> _PROBLEM TO SOLVE_
Each line of the data should be given again exactly.

DATASET EXTRACT Block Start

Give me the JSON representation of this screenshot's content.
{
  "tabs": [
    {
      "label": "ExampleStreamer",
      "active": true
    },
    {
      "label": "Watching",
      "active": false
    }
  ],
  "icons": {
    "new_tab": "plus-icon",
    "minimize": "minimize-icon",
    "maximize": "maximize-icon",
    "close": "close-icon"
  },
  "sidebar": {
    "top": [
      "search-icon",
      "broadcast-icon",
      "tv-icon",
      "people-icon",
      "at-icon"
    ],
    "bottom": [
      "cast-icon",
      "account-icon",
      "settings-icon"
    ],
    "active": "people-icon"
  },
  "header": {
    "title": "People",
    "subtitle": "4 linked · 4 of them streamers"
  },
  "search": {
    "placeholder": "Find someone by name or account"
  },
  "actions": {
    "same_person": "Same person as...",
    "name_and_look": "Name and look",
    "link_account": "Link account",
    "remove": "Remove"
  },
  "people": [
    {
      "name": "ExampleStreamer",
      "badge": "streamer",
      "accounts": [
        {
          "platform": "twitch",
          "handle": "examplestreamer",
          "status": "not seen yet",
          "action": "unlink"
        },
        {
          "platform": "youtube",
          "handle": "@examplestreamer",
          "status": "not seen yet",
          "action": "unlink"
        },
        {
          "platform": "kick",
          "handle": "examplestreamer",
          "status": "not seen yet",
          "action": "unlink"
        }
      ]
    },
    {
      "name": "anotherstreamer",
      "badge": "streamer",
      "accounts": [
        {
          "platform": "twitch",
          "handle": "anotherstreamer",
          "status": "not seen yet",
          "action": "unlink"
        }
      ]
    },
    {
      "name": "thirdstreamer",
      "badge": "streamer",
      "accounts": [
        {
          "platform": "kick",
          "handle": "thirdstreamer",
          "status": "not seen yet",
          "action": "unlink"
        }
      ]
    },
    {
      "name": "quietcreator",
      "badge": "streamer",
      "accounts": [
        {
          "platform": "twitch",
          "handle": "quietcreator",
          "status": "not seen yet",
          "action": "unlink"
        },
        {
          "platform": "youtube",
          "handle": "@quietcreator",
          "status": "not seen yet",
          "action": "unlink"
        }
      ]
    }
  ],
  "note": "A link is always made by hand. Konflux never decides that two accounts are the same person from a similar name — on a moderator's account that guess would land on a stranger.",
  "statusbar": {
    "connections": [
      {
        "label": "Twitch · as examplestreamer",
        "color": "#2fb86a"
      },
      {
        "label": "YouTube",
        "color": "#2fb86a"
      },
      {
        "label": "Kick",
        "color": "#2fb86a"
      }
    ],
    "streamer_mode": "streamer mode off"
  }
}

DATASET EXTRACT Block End

> _SOLUTION_
Give me the JSON representation of this screenshot's content.
{
  "tabs": [
    {
      "label": "ExampleStreamer",
      "active": true
    },
    {
      "label": "Watching",
      "active": false
    }
  ],
  "icons": {
    "new_tab": "plus-icon",
    "minimize": "minimize-icon",
    "maximize": "maximize-icon",
    "close": "close-icon"
  },
  "sidebar": {
    "top": [
      "search-icon",
      "broadcast-icon",
      "tv-icon",
      "people-icon",
      "at-icon"
    ],
    "bottom": [
      "cast-icon",
      "account-icon",
      "settings-icon"
    ],
    "active": "people-icon"
  },
  "header": {
    "title": "People",
    "subtitle": "4 linked · 4 of them streamers"
  },
  "search": {
    "placeholder": "Find someone by name or account"
  },
  "actions": {
    "same_person": "Same person as...",
    "name_and_look": "Name and look",
    "link_account": "Link account",
    "remove": "Remove"
  },
  "people": [
    {
      "name": "ExampleStreamer",
      "badge": "streamer",
      "accounts": [
        {
          "platform": "twitch",
          "handle": "examplestreamer",
          "status": "not seen yet",
          "action": "unlink"
        },
        {
          "platform": "youtube",
          "handle": "@examplestreamer",
          "status": "not seen yet",
          "action": "unlink"
        },
        {
          "platform": "kick",
          "handle": "examplestreamer",
          "status": "not seen yet",
          "action": "unlink"
        }
      ]
    },
    {
      "name": "anotherstreamer",
      "badge": "streamer",
      "accounts": [
        {
          "platform": "twitch",
          "handle": "anotherstreamer",
          "status": "not seen yet",
          "action": "unlink"
        }
      ]
    },
    {
      "name": "thirdstreamer",
      "badge": "streamer",
      "accounts": [
        {
          "platform": "kick",
          "handle": "thirdstreamer",
          "status": "not seen yet",
          "action": "unlink"
        }
      ]
    },
    {
      "name": "quietcreator",
      "badge": "streamer",
      "accounts": [
        {
          "platform": "twitch",
          "handle": "quietcreator",
          "status": "not seen yet",
          "action": "unlink"
        },
        {
          "platform": "youtube",
          "handle": "@quietcreator",
          "status": "not seen yet",
          "action": "unlink"
        }
      ]
    }
  ],
  "note": "A link is always made by hand. Konflux never decides that two accounts are the same person from a similar name — on a moderator's account that guess would land on a stranger.",
  "statusbar": {
    "connections": [
      {
        "label": "Twitch · as examplestreamer",
        "color": "#2fb86a"
      },
      {
        "label": "YouTube",
        "color": "#2fb86a"
      },
      {
        "label": "Kick",
        "color": "#2fb86a"
      }
    ],
    "streamer_mode": "streamer mode off"
  }
}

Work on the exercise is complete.